How the U.S. Entertainment Industry Helped Create Elliot Rodger

Dr. Katharine E. Heintz | Posted 08.10.2014 | Entertainment
Dr. Katharine E. Heintz

As far as we know, Rodger was not "obsessed with" or "addicted to" a particular media product. He didn't need to be; just being a "normal" kid exposed him to repeated stories about violence, aggression, and dominance. It is not surprising that his reaction to personal frustrations was to act aggressively; he'd seen it done so many times.

What the Rise in On-Screen Violence Means for Our Kids

Wendy Sue Swanson, MD, MBE, FAAP | Posted 01.23.2014 | Parents
Wendy Sue Swanson, MD, MBE, FAAP

PG-13 movies now have more gun violence than R-rated ones.

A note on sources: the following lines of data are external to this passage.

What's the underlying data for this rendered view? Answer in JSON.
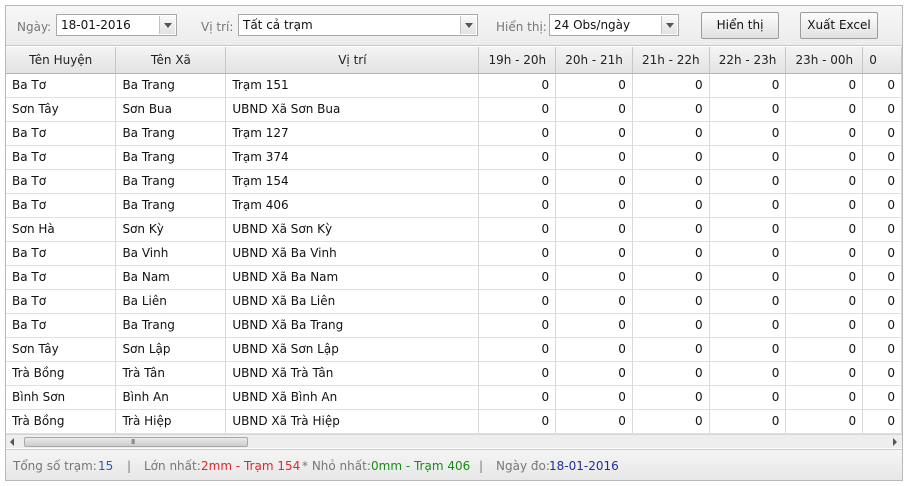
{
  "toolbar": {
    "date_label": "Ngày:",
    "date_value": "18-01-2016",
    "location_label": "Vị trí:",
    "location_value": "Tất cả trạm",
    "display_label": "Hiển thị:",
    "display_value": "24 Obs/ngày",
    "show_button": "Hiển thị",
    "export_button": "Xuất Excel"
  },
  "table": {
    "headers": [
      "Tên Huyện",
      "Tên Xã",
      "Vị trí",
      "19h - 20h",
      "20h - 21h",
      "21h - 22h",
      "22h - 23h",
      "23h - 00h",
      "0"
    ],
    "rows": [
      [
        "Ba Tơ",
        "Ba Trang",
        "Trạm 151",
        "0",
        "0",
        "0",
        "0",
        "0",
        "0"
      ],
      [
        "Sơn Tây",
        "Sơn Bua",
        "UBND Xã Sơn Bua",
        "0",
        "0",
        "0",
        "0",
        "0",
        "0"
      ],
      [
        "Ba Tơ",
        "Ba Trang",
        "Trạm 127",
        "0",
        "0",
        "0",
        "0",
        "0",
        "0"
      ],
      [
        "Ba Tơ",
        "Ba Trang",
        "Trạm 374",
        "0",
        "0",
        "0",
        "0",
        "0",
        "0"
      ],
      [
        "Ba Tơ",
        "Ba Trang",
        "Trạm 154",
        "0",
        "0",
        "0",
        "0",
        "0",
        "0"
      ],
      [
        "Ba Tơ",
        "Ba Trang",
        "Trạm 406",
        "0",
        "0",
        "0",
        "0",
        "0",
        "0"
      ],
      [
        "Sơn Hà",
        "Sơn Kỳ",
        "UBND Xã Sơn Kỳ",
        "0",
        "0",
        "0",
        "0",
        "0",
        "0"
      ],
      [
        "Ba Tơ",
        "Ba Vinh",
        "UBND Xã Ba Vinh",
        "0",
        "0",
        "0",
        "0",
        "0",
        "0"
      ],
      [
        "Ba Tơ",
        "Ba Nam",
        "UBND Xã Ba Nam",
        "0",
        "0",
        "0",
        "0",
        "0",
        "0"
      ],
      [
        "Ba Tơ",
        "Ba Liên",
        "UBND Xã Ba Liên",
        "0",
        "0",
        "0",
        "0",
        "0",
        "0"
      ],
      [
        "Ba Tơ",
        "Ba Trang",
        "UBND Xã Ba Trang",
        "0",
        "0",
        "0",
        "0",
        "0",
        "0"
      ],
      [
        "Sơn Tây",
        "Sơn Lập",
        "UBND Xã Sơn Lập",
        "0",
        "0",
        "0",
        "0",
        "0",
        "0"
      ],
      [
        "Trà Bồng",
        "Trà Tân",
        "UBND Xã Trà Tân",
        "0",
        "0",
        "0",
        "0",
        "0",
        "0"
      ],
      [
        "Bình Sơn",
        "Bình An",
        "UBND Xã Bình An",
        "0",
        "0",
        "0",
        "0",
        "0",
        "0"
      ],
      [
        "Trà Bồng",
        "Trà Hiệp",
        "UBND Xã Trà Hiệp",
        "0",
        "0",
        "0",
        "0",
        "0",
        "0"
      ]
    ]
  },
  "scrollbar": {
    "grip": "III"
  },
  "status": {
    "total_label": "Tổng số trạm:",
    "total_value": "15",
    "sep1": "|",
    "max_label": "Lớn nhất:",
    "max_value": "2mm - Trạm 154",
    "min_label": "* Nhỏ nhất:",
    "min_value": "0mm - Trạm 406",
    "sep2": "|",
    "date_label": "Ngày đo:",
    "date_value": "18-01-2016"
  },
  "colors": {
    "count": "#2d5fa8",
    "max": "#e0282a",
    "min": "#1a8a1a",
    "date": "#1c2f9c"
  },
  "icons": {
    "dropdown": "chevron-down-icon",
    "scroll_left": "arrow-left-icon",
    "scroll_right": "arrow-right-icon"
  }
}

Proof again I suppose that violence sells, especially to teens.

Why I Support Government Policies and Regulations that Protect Children from Violent Entertainment

Diane Levin | Posted 10.22.2013 | Impact
Diane Levin

The passage of the recent proposal to ban children under age 18 from attending live cage fighting and mixed martial arts events in Boston would contribute to the wellbeing of children, Boston and beyond.